ASSIGNMENT:
Repeat the data exactly. Pictures are not part of the copy.
··········
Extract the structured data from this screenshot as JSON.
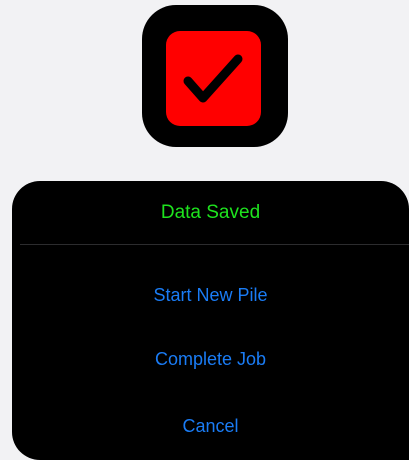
{
  "status_icon": {
    "name": "checkmark-icon",
    "background_color": "#ff0000",
    "mark_color": "#000000"
  },
  "sheet": {
    "title": "Data Saved",
    "title_color": "#1ee31e",
    "actions": [
      {
        "label": "Start New Pile"
      },
      {
        "label": "Complete Job"
      },
      {
        "label": "Cancel"
      }
    ],
    "action_color": "#1a7cf5"
  }
}
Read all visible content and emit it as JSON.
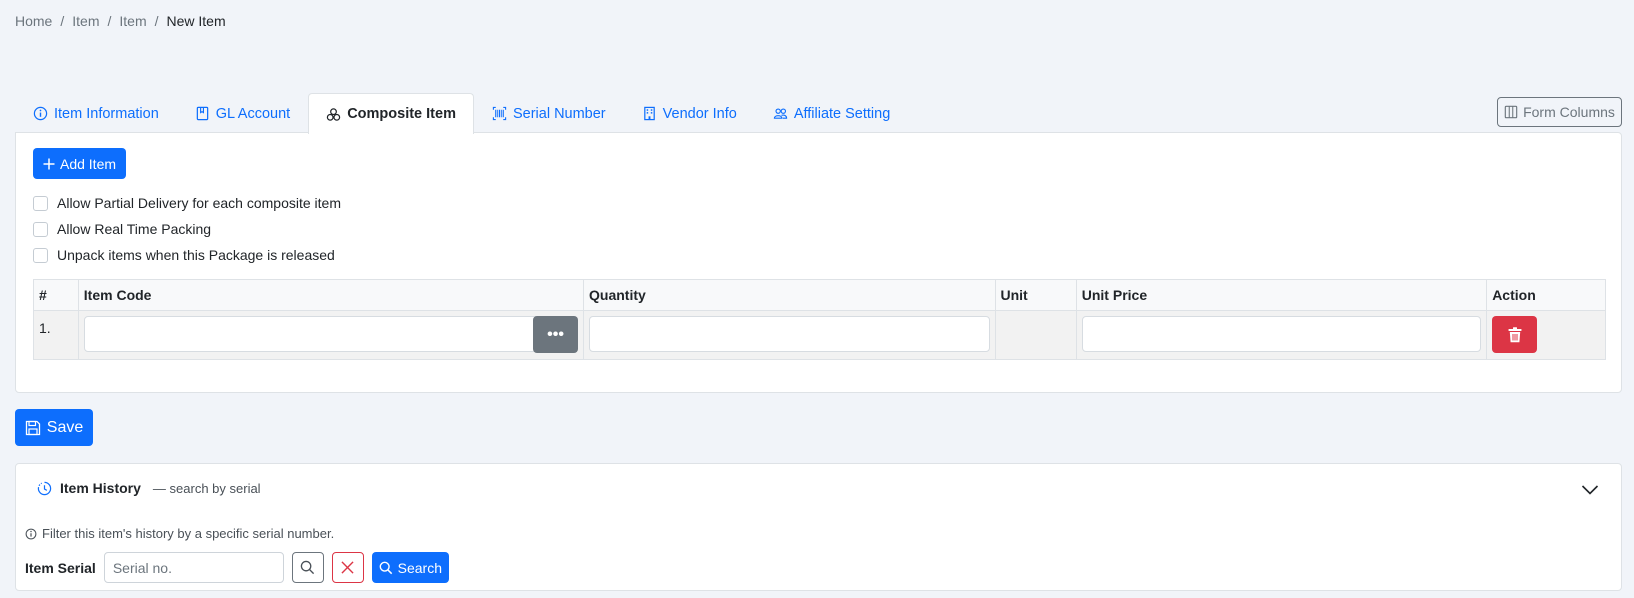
{
  "breadcrumb": [
    "Home",
    "Item",
    "Item",
    "New Item"
  ],
  "tabs": [
    {
      "label": "Item Information",
      "icon": "info-circle-icon"
    },
    {
      "label": "GL Account",
      "icon": "book-icon"
    },
    {
      "label": "Composite Item",
      "icon": "boxes-icon",
      "active": true
    },
    {
      "label": "Serial Number",
      "icon": "barcode-icon"
    },
    {
      "label": "Vendor Info",
      "icon": "building-icon"
    },
    {
      "label": "Affiliate Setting",
      "icon": "people-icon"
    }
  ],
  "form_columns_label": "Form Columns",
  "composite": {
    "add_item_label": "Add Item",
    "options": [
      "Allow Partial Delivery for each composite item",
      "Allow Real Time Packing",
      "Unpack items when this Package is released"
    ],
    "table": {
      "headers": [
        "#",
        "Item Code",
        "Quantity",
        "Unit",
        "Unit Price",
        "Action"
      ],
      "rows": [
        {
          "num": "1."
        }
      ],
      "lookup_button": "•••"
    }
  },
  "save_label": "Save",
  "history": {
    "title": "Item History",
    "subtitle": "— search by serial",
    "info": "Filter this item's history by a specific serial number.",
    "serial_label": "Item Serial",
    "serial_placeholder": "Serial no.",
    "search_label": "Search"
  },
  "colors": {
    "primary": "#0d6efd",
    "danger": "#dc3545",
    "secondary": "#6c757d"
  }
}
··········
RESPONSE BOX:
Extract the structured data from this screenshot as JSON.
{
  "status_icon": {
    "name": "checkmark-icon",
    "background_color": "#ff0000",
    "mark_color": "#000000"
  },
  "sheet": {
    "title": "Data Saved",
    "title_color": "#1ee31e",
    "actions": [
      {
        "label": "Start New Pile"
      },
      {
        "label": "Complete Job"
      },
      {
        "label": "Cancel"
      }
    ],
    "action_color": "#1a7cf5"
  }
}
Read all visible content and emit it as JSON.
{
  "breadcrumb": [
    "Home",
    "Item",
    "Item",
    "New Item"
  ],
  "tabs": [
    {
      "label": "Item Information",
      "icon": "info-circle-icon"
    },
    {
      "label": "GL Account",
      "icon": "book-icon"
    },
    {
      "label": "Composite Item",
      "icon": "boxes-icon",
      "active": true
    },
    {
      "label": "Serial Number",
      "icon": "barcode-icon"
    },
    {
      "label": "Vendor Info",
      "icon": "building-icon"
    },
    {
      "label": "Affiliate Setting",
      "icon": "people-icon"
    }
  ],
  "form_columns_label": "Form Columns",
  "composite": {
    "add_item_label": "Add Item",
    "options": [
      "Allow Partial Delivery for each composite item",
      "Allow Real Time Packing",
      "Unpack items when this Package is released"
    ],
    "table": {
      "headers": [
        "#",
        "Item Code",
        "Quantity",
        "Unit",
        "Unit Price",
        "Action"
      ],
      "rows": [
        {
          "num": "1."
        }
      ],
      "lookup_button": "•••"
    }
  },
  "save_label": "Save",
  "history": {
    "title": "Item History",
    "subtitle": "— search by serial",
    "info": "Filter this item's history by a specific serial number.",
    "serial_label": "Item Serial",
    "serial_placeholder": "Serial no.",
    "search_label": "Search"
  },
  "colors": {
    "primary": "#0d6efd",
    "danger": "#dc3545",
    "secondary": "#6c757d"
  }
}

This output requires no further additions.